Update: This post is featured on The Working/Learning Carnival along with several other interesting articles.
Marketing and training have certain similarities – gaining attention; getting your message across; and changing behaviour. When Seth Godin says that mass marketing is dead, I ask if mass training is far behind:
Marketing had an arc, one that started with personal, local interactions between real people and rapidly morphed into very corporate anonymous actions aimed at the unwilling masses.
Mass marketing really came into its own after the Second World War, and most prominently in the US:
With the foundations in place [high rate of savings, few consumer goods, end of war, interstate highway system], the “mass” aspects of marketing came into existence in the form of mass demand, massive stores, and mass communications.
Compare the rise of mass marketing to mass training. The wars (1914-1945) brought about the systems approach to training, the basis of instuctional system design (ISD), still used by the military and emulated by much corporate training. Both of these mass, one to many, systems appeared at about the same time. They were used to achieve economies of scale and depended upon good one-way communications systems. Both marketing and training at the mass level depend on a limited number of “channels” available to the individual. That has changed.
Why does Godin think that this is the end of mass marketing? Social media:

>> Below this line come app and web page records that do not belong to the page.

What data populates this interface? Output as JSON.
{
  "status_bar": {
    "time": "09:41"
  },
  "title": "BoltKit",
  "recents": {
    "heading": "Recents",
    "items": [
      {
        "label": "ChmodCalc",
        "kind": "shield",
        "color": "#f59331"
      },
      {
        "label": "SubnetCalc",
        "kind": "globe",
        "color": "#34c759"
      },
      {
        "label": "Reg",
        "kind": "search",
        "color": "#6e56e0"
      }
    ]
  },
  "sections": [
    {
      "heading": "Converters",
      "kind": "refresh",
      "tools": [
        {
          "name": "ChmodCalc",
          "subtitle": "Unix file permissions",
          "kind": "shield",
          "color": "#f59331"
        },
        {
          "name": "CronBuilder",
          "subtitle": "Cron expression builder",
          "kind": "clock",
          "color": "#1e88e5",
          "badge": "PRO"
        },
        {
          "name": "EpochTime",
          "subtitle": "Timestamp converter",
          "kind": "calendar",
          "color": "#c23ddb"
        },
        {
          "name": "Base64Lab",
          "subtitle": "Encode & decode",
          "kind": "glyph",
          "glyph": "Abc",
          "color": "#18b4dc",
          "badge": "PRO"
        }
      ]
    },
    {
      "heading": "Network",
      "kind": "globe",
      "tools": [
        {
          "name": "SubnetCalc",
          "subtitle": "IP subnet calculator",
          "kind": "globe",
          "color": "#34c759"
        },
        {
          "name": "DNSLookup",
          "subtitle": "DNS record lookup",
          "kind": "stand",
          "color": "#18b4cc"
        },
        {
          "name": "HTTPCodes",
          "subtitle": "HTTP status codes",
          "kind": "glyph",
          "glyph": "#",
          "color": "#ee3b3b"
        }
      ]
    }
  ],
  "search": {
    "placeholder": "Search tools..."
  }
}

Social media’s growth in the last three years, though, gives marketers an inkling that there may be something else going on. Sure, they can run
spamads on Facebook, but they don’t work. Social media, it turns out, isn’t about aggregating audiences so you can yell at them about the junk you want to sell. Social media, in fact, is a basic human need, revealed digitally online. We want to be connected, to make a difference, to matter, to be missed. We want to belong, and yes, we want to be led.
Since many (most) people can easily connect with people and information, and are starting to find ways to make a difference in their learning, why would they want to follow a pre-set training program designed in a one-size-fits-all fashion? It actually goes against human nature. Each one of us wants to be unique.
Good trainers know how to personalize and contextualize their sessions, but social media can reinforce this continuously, not constrained by time or space. Successful organisations will move from a training focus, and even beyond a performance improvement focus, to a connecting and facilitating one, with tools such as social media to do this. In an always-on, totally connected work environment, how else could you help people to work and learn? You could design a new course, but that may no longer be a viable option in the near future.